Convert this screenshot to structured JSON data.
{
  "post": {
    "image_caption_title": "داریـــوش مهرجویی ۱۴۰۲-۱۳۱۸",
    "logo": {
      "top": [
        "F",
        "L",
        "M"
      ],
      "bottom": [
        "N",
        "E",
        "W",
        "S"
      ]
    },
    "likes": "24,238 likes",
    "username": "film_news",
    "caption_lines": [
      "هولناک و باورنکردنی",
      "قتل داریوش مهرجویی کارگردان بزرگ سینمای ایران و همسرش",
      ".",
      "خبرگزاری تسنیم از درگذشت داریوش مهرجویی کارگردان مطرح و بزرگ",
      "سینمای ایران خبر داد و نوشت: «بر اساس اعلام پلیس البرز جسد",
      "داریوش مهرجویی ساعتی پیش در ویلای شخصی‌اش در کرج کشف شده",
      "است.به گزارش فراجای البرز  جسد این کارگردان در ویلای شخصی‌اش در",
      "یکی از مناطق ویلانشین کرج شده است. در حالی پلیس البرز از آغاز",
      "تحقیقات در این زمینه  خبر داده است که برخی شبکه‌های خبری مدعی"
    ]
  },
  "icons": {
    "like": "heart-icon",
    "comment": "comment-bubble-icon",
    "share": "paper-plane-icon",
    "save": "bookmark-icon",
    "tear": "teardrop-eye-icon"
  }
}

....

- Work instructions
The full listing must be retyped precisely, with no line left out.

- Completed exercise
Convert this screenshot to structured JSON data.
{
  "post": {
    "image_caption_title": "داریـــوش مهرجویی ۱۴۰۲-۱۳۱۸",
    "logo": {
      "top": [
        "F",
        "L",
        "M"
      ],
      "bottom": [
        "N",
        "E",
        "W",
        "S"
      ]
    },
    "likes": "24,238 likes",
    "username": "film_news",
    "caption_lines": [
      "هولناک و باورنکردنی",
      "قتل داریوش مهرجویی کارگردان بزرگ سینمای ایران و همسرش",
      ".",
      "خبرگزاری تسنیم از درگذشت داریوش مهرجویی کارگردان مطرح و بزرگ",
      "سینمای ایران خبر داد و نوشت: «بر اساس اعلام پلیس البرز جسد",
      "داریوش مهرجویی ساعتی پیش در ویلای شخصی‌اش در کرج کشف شده",
      "است.به گزارش فراجای البرز  جسد این کارگردان در ویلای شخصی‌اش در",
      "یکی از مناطق ویلانشین کرج شده است. در حالی پلیس البرز از آغاز",
      "تحقیقات در این زمینه  خبر داده است که برخی شبکه‌های خبری مدعی"
    ]
  },
  "icons": {
    "like": "heart-icon",
    "comment": "comment-bubble-icon",
    "share": "paper-plane-icon",
    "save": "bookmark-icon",
    "tear": "teardrop-eye-icon"
  }
}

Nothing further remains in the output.